This moment was an exhibition held between May 21 and June 10, 1951, showcasing the works of 90 artists belonging to the post-war New York School, who were also in some distant or integral capacity associated with the community of painters and writers called The Club. Only 11 of the 90 artists included in the show were women and their inclusion into this predominantly male bastion of progressive art encapsulated a larger predicament of the woman artist, whose absence from the annals of art history has been so persuasively explored in Linda Nochlin’s provocative interrogation of the gendered basis of aesthetic norms.
Gabriel’s generously illustrated, magisterial 900-page book is anchored in a similar attempt to rethink historiography, in this case that of abstraction as a style and a cultural movement, by (i) foregrounding the otherwise overlooked contributions of women abstractionists, (ii) charting the complex social and ideological intersections of gender, economics, and cultural expectations that informed the development of American Expressionist art, and (iii) highlighting the intimate links between the seemingly politically disinterested formalism of abstraction and the charged international socio-political milieu, in the urgent mechanisms of which abstract art was profoundly invested. In the process, Gabriel manages to successfully wrench the narrative of Abstract Expressionism from the ubiquitous preponderance of the male trinity of Pollock, Rothko, and DeKooning, while also providing an alternative to prevalent misconceptions about its purportedly apolitical content.
Ninth Street Women’s strongest moments are twofold: its reanimation of the intellectual and creative zeitgeist of the period between the wars, which proved to be singularly formative for American abstract art to emerge from the shadows of the European modernists, and its vivid delineation of the loves, friendships, ambitions, vulnerabilities, sacrifices, and rivalries that lay beneath the powerful canvases of these New York women.

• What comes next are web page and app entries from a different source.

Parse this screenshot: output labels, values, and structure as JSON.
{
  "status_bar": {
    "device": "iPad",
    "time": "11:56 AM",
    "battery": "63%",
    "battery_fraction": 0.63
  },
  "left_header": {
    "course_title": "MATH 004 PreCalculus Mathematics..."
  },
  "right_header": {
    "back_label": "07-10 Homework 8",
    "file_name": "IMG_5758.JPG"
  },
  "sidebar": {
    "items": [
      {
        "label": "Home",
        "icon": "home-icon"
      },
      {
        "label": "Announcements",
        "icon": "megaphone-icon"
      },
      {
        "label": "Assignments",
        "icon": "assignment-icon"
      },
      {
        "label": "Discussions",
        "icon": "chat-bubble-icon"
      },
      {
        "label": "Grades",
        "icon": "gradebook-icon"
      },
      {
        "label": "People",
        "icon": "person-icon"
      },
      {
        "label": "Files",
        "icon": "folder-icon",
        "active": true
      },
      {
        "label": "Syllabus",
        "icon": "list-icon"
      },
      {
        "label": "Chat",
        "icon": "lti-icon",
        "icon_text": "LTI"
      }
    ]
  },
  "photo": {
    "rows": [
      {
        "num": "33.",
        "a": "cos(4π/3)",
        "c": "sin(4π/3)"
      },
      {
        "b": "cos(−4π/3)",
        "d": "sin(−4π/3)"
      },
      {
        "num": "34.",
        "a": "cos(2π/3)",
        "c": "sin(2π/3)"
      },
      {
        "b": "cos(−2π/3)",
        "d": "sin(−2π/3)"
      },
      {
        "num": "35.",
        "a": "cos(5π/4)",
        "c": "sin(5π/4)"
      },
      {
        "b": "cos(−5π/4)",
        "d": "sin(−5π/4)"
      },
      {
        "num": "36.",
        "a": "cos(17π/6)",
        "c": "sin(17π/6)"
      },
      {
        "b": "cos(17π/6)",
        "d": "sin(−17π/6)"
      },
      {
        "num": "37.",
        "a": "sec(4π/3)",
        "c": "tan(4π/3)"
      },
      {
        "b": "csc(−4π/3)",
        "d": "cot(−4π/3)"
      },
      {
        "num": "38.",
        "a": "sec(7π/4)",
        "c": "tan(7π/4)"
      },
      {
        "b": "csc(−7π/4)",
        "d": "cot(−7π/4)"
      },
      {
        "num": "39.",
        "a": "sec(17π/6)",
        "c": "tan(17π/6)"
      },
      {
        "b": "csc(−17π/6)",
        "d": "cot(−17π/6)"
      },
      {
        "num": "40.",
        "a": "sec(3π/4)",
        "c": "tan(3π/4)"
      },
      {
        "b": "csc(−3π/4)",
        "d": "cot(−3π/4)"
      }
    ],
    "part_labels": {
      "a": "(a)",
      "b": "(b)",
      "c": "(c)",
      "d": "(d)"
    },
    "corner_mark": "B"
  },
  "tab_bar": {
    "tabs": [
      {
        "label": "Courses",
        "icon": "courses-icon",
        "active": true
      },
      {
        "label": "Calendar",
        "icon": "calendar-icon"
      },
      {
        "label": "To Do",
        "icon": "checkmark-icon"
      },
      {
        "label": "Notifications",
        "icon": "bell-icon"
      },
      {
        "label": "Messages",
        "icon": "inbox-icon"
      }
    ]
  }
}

How do we view Krasner’s concentrated forms of the Little Paintings Series in the light of the knowledge that Jackson Pollock’s occupation of the large barn on their Long Island homestead left Lee with the sole option of setting up her studio in a cramped second-floor bedroom? How does an analytical framework that incorporates emotional abuse, alcoholism, violence, poverty, sexism and institutional discrimination affect our ways of seeing? How are we compelled to rethink the question of power, influence, and originality within artistic circles in relation to the fact that the colour field style of painting using thinned down paint that appears translucent attributed to Kenneth Noland and Mark Rothko, was actually Helen Frankenthaler’s invention in her attempt to modify Pollock’s drip painting technique to serve the contemplative lyricism of her subjects?
What is gained (or lost) in re-articulating the deliberately phallic and aggressive idiom of Abstract Expressionism with its emphasis on gestural dynamism, theatricality, virility and physical vigour (the other popular term for the movement was ‘action painting’, referring to the embodied nature of the process) through the lens of women’s intervention into the visual vocabulary and conceptual repertoire of abstraction: Elaine deKooning’s use of bold, energetic strokes to create highly sexualised portraits of male subjects; Joan Mitchell’s technique of scoring the canvas with controlled yet chaotic lines to capture the architectural rhythms of New York City, or Grace Hartigan’s rebellious embrace of abstraction to reinvent nature and landscape painting?
Ninth Street Women sets out to realign many such art historical and critical perspectives while painting a lively image of the resilient, articulate, and determined l'esprit de résistance of the women of Abex.